From the material below, copy each line that holds the word "icon".

-=-=-=-=-

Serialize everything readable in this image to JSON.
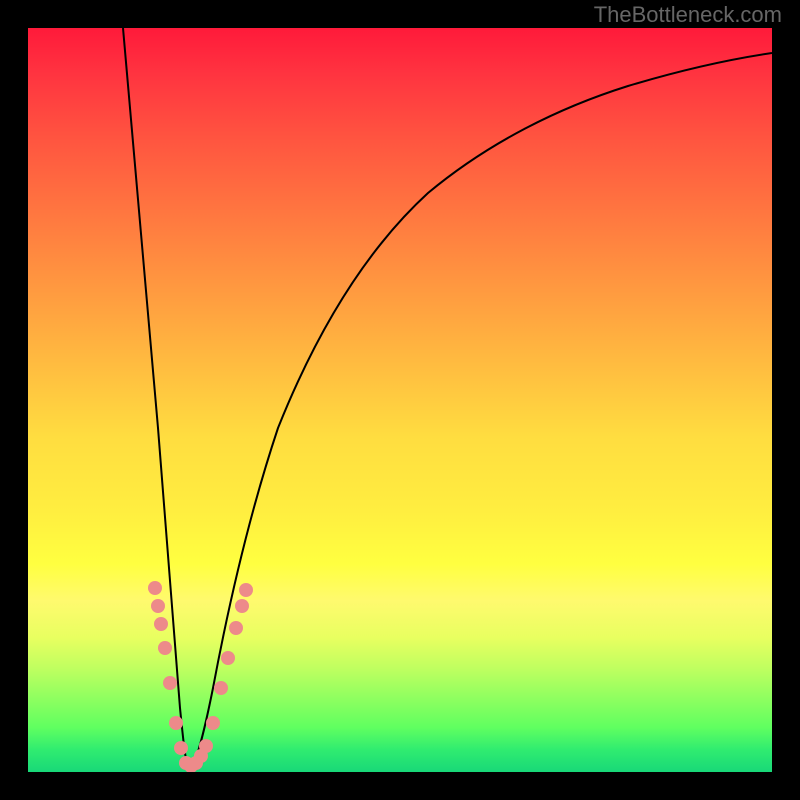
{
  "watermark": "TheBottleneck.com",
  "chart_data": {
    "type": "line",
    "title": "",
    "xlabel": "",
    "ylabel": "",
    "xlim": [
      0,
      100
    ],
    "ylim": [
      0,
      100
    ],
    "optimal_x": 20,
    "series": [
      {
        "name": "bottleneck-curve",
        "description": "V-shaped curve dipping to zero at x≈20 and rising asymptotically toward high values",
        "x": [
          12,
          14,
          16,
          18,
          19,
          20,
          21,
          22,
          24,
          28,
          35,
          45,
          60,
          80,
          100
        ],
        "y": [
          100,
          74,
          48,
          22,
          9,
          0,
          8,
          16,
          31,
          51,
          68,
          80,
          88,
          93,
          95
        ]
      }
    ],
    "markers": {
      "name": "data-points",
      "x": [
        15.5,
        16,
        16.5,
        17,
        18,
        19,
        19.5,
        20,
        20.5,
        21,
        22,
        23,
        24,
        25,
        25.5,
        26
      ],
      "y": [
        24,
        22,
        19,
        16,
        10,
        4,
        2,
        1,
        1.5,
        3,
        8,
        14,
        18,
        22,
        24,
        26
      ]
    },
    "gradient_colors": {
      "top": "#ff1a3a",
      "middle": "#ffff40",
      "bottom": "#18d878"
    }
  }
}
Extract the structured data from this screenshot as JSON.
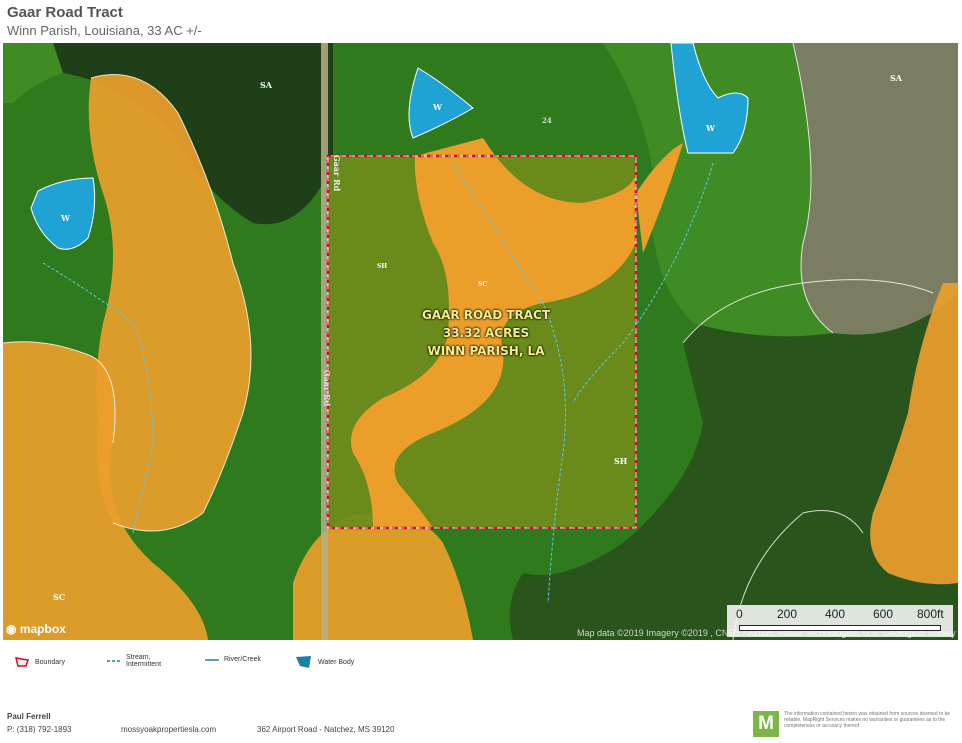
{
  "header": {
    "title": "Gaar Road Tract",
    "subtitle": "Winn Parish, Louisiana, 33 AC +/-"
  },
  "map": {
    "tract_label": [
      "GAAR ROAD TRACT",
      "33.32 ACRES",
      "WINN PARISH, LA"
    ],
    "soil_labels": {
      "sa_top": "SA",
      "sa_right": "SA",
      "w_left": "W",
      "w_center": "W",
      "w_right": "W",
      "sh_inner": "SH",
      "sc_inner": "SC",
      "sh_right": "SH",
      "sc_bottom_left": "SC"
    },
    "road_labels": {
      "road_a": "Gaar Rd",
      "road_b": "Gaar Rd",
      "route": "24"
    },
    "logo": "mapbox",
    "attribution": "Map data ©2019 Imagery ©2019 , CNES / Airbus, Maxar Technologies, U.S. Geological Survey",
    "scale": {
      "labels": [
        "0",
        "200",
        "400",
        "600",
        "800ft"
      ]
    },
    "colors": {
      "soil_sc": "#f0a830",
      "soil_sh": "#6b8c1f",
      "water": "#1fa3d4",
      "boundary": "#c8102e",
      "forest": "#2e6b1a"
    }
  },
  "legend": [
    {
      "label": "Boundary",
      "icon": "boundary-icon"
    },
    {
      "label": "Stream, Intermittent",
      "icon": "stream-intermittent-icon"
    },
    {
      "label": "River/Creek",
      "icon": "river-creek-icon"
    },
    {
      "label": "Water Body",
      "icon": "water-body-icon"
    }
  ],
  "footer": {
    "name": "Paul Ferrell",
    "phone": "P: (318) 792-1893",
    "website": "mossyoakpropertiesla.com",
    "address": "362 Airport Road - Natchez, MS 39120",
    "logo_letter": "M",
    "disclaimer": "The information contained herein was obtained from sources deemed to be reliable. MapRight Services makes no warranties or guarantees as to the completeness or accuracy thereof."
  }
}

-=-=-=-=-

**FINISHED TASK**
      "icon": "boundary-icon"
      "icon": "stream-intermittent-icon"
      "icon": "river-creek-icon"
      "icon": "water-body-icon"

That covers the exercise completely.